For this exercise, output every line of the data as it stands.

====================

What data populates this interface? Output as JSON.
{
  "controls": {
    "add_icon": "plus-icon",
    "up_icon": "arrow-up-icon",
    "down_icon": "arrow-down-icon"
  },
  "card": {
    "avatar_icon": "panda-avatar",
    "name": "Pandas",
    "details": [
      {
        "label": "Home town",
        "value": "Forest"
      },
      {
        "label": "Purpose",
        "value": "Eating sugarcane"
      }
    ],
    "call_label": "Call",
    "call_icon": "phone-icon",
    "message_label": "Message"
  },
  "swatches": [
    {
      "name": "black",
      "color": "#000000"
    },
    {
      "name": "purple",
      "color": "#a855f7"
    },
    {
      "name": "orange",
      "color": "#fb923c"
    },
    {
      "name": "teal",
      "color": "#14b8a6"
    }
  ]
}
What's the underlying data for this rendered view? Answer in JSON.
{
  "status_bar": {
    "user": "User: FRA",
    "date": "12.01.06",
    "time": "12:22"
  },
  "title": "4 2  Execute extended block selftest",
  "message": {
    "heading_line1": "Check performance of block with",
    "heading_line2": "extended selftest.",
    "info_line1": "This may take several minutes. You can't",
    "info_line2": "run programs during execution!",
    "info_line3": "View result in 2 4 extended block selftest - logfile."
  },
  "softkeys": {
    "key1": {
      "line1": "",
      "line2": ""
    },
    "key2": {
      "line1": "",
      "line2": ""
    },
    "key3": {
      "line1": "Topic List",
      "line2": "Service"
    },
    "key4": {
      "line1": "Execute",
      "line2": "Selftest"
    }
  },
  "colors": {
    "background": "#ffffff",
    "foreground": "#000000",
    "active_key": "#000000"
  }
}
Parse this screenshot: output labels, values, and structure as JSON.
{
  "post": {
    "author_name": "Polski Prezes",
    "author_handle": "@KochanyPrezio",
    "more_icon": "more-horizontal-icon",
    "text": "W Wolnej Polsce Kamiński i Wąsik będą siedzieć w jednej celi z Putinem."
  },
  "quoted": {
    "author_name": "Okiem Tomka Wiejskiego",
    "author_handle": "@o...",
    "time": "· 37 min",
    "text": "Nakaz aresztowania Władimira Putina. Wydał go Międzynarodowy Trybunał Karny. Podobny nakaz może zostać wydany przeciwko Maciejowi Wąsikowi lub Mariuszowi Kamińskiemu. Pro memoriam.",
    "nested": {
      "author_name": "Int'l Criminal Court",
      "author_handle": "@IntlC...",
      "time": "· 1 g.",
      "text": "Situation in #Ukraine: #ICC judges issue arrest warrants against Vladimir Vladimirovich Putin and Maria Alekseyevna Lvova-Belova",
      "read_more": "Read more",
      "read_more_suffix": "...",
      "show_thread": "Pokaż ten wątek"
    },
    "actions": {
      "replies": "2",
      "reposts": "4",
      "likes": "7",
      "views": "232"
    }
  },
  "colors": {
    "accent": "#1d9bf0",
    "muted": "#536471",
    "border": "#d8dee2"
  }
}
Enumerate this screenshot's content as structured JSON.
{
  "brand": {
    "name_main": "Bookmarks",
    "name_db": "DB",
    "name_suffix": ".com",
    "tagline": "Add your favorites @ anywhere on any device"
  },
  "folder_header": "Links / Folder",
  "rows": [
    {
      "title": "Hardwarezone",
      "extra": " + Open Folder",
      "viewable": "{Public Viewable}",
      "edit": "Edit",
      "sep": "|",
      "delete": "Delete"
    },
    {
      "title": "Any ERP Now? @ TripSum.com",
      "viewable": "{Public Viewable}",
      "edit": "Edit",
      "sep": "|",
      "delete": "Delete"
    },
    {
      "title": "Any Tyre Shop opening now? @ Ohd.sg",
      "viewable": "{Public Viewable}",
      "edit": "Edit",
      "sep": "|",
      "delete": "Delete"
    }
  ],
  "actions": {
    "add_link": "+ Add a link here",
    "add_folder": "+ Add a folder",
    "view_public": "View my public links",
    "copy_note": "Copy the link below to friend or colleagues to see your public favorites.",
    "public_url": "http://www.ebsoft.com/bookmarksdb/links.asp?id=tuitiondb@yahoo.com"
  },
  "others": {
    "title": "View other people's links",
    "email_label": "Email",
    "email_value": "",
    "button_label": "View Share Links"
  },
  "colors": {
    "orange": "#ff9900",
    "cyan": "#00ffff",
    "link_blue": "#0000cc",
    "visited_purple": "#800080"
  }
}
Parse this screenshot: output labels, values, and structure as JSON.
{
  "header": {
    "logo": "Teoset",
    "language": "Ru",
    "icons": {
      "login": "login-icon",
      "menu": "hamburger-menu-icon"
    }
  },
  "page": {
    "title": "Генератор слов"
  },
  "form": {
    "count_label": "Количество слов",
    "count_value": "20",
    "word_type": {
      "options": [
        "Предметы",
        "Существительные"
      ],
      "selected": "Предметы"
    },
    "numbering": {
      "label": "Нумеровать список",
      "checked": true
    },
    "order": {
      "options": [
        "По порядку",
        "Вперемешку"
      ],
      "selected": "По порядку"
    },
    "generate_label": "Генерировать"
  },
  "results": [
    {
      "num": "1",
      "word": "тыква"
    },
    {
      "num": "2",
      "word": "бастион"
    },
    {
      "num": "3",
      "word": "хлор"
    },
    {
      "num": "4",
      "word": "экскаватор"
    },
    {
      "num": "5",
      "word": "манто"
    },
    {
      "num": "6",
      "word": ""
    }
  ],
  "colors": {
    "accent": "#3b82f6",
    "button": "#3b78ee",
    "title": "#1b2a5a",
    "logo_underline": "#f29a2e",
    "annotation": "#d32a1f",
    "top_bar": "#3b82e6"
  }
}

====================

**Worked solution:**
What data populates this interface? Output as JSON.
{
  "controls": {
    "add_icon": "plus-icon",
    "up_icon": "arrow-up-icon",
    "down_icon": "arrow-down-icon"
  },
  "card": {
    "avatar_icon": "panda-avatar",
    "name": "Pandas",
    "details": [
      {
        "label": "Home town",
        "value": "Forest"
      },
      {
        "label": "Purpose",
        "value": "Eating sugarcane"
      }
    ],
    "call_label": "Call",
    "call_icon": "phone-icon",
    "message_label": "Message"
  },
  "swatches": [
    {
      "name": "black",
      "color": "#000000"
    },
    {
      "name": "purple",
      "color": "#a855f7"
    },
    {
      "name": "orange",
      "color": "#fb923c"
    },
    {
      "name": "teal",
      "color": "#14b8a6"
    }
  ]
}
What's the underlying data for this rendered view? Answer in JSON.
{
  "status_bar": {
    "user": "User: FRA",
    "date": "12.01.06",
    "time": "12:22"
  },
  "title": "4 2  Execute extended block selftest",
  "message": {
    "heading_line1": "Check performance of block with",
    "heading_line2": "extended selftest.",
    "info_line1": "This may take several minutes. You can't",
    "info_line2": "run programs during execution!",
    "info_line3": "View result in 2 4 extended block selftest - logfile."
  },
  "softkeys": {
    "key1": {
      "line1": "",
      "line2": ""
    },
    "key2": {
      "line1": "",
      "line2": ""
    },
    "key3": {
      "line1": "Topic List",
      "line2": "Service"
    },
    "key4": {
      "line1": "Execute",
      "line2": "Selftest"
    }
  },
  "colors": {
    "background": "#ffffff",
    "foreground": "#000000",
    "active_key": "#000000"
  }
}
Parse this screenshot: output labels, values, and structure as JSON.
{
  "post": {
    "author_name": "Polski Prezes",
    "author_handle": "@KochanyPrezio",
    "more_icon": "more-horizontal-icon",
    "text": "W Wolnej Polsce Kamiński i Wąsik będą siedzieć w jednej celi z Putinem."
  },
  "quoted": {
    "author_name": "Okiem Tomka Wiejskiego",
    "author_handle": "@o...",
    "time": "· 37 min",
    "text": "Nakaz aresztowania Władimira Putina. Wydał go Międzynarodowy Trybunał Karny. Podobny nakaz może zostać wydany przeciwko Maciejowi Wąsikowi lub Mariuszowi Kamińskiemu. Pro memoriam.",
    "nested": {
      "author_name": "Int'l Criminal Court",
      "author_handle": "@IntlC...",
      "time": "· 1 g.",
      "text": "Situation in #Ukraine: #ICC judges issue arrest warrants against Vladimir Vladimirovich Putin and Maria Alekseyevna Lvova-Belova",
      "read_more": "Read more",
      "read_more_suffix": "...",
      "show_thread": "Pokaż ten wątek"
    },
    "actions": {
      "replies": "2",
      "reposts": "4",
      "likes": "7",
      "views": "232"
    }
  },
  "colors": {
    "accent": "#1d9bf0",
    "muted": "#536471",
    "border": "#d8dee2"
  }
}
Enumerate this screenshot's content as structured JSON.
{
  "brand": {
    "name_main": "Bookmarks",
    "name_db": "DB",
    "name_suffix": ".com",
    "tagline": "Add your favorites @ anywhere on any device"
  },
  "folder_header": "Links / Folder",
  "rows": [
    {
      "title": "Hardwarezone",
      "extra": " + Open Folder",
      "viewable": "{Public Viewable}",
      "edit": "Edit",
      "sep": "|",
      "delete": "Delete"
    },
    {
      "title": "Any ERP Now? @ TripSum.com",
      "viewable": "{Public Viewable}",
      "edit": "Edit",
      "sep": "|",
      "delete": "Delete"
    },
    {
      "title": "Any Tyre Shop opening now? @ Ohd.sg",
      "viewable": "{Public Viewable}",
      "edit": "Edit",
      "sep": "|",
      "delete": "Delete"
    }
  ],
  "actions": {
    "add_link": "+ Add a link here",
    "add_folder": "+ Add a folder",
    "view_public": "View my public links",
    "copy_note": "Copy the link below to friend or colleagues to see your public favorites.",
    "public_url": "http://www.ebsoft.com/bookmarksdb/links.asp?id=tuitiondb@yahoo.com"
  },
  "others": {
    "title": "View other people's links",
    "email_label": "Email",
    "email_value": "",
    "button_label": "View Share Links"
  },
  "colors": {
    "orange": "#ff9900",
    "cyan": "#00ffff",
    "link_blue": "#0000cc",
    "visited_purple": "#800080"
  }
}
Parse this screenshot: output labels, values, and structure as JSON.
{
  "header": {
    "logo": "Teoset",
    "language": "Ru",
    "icons": {
      "login": "login-icon",
      "menu": "hamburger-menu-icon"
    }
  },
  "page": {
    "title": "Генератор слов"
  },
  "form": {
    "count_label": "Количество слов",
    "count_value": "20",
    "word_type": {
      "options": [
        "Предметы",
        "Существительные"
      ],
      "selected": "Предметы"
    },
    "numbering": {
      "label": "Нумеровать список",
      "checked": true
    },
    "order": {
      "options": [
        "По порядку",
        "Вперемешку"
      ],
      "selected": "По порядку"
    },
    "generate_label": "Генерировать"
  },
  "results": [
    {
      "num": "1",
      "word": "тыква"
    },
    {
      "num": "2",
      "word": "бастион"
    },
    {
      "num": "3",
      "word": "хлор"
    },
    {
      "num": "4",
      "word": "экскаватор"
    },
    {
      "num": "5",
      "word": "манто"
    },
    {
      "num": "6",
      "word": ""
    }
  ],
  "colors": {
    "accent": "#3b82f6",
    "button": "#3b78ee",
    "title": "#1b2a5a",
    "logo_underline": "#f29a2e",
    "annotation": "#d32a1f",
    "top_bar": "#3b82e6"
  }
}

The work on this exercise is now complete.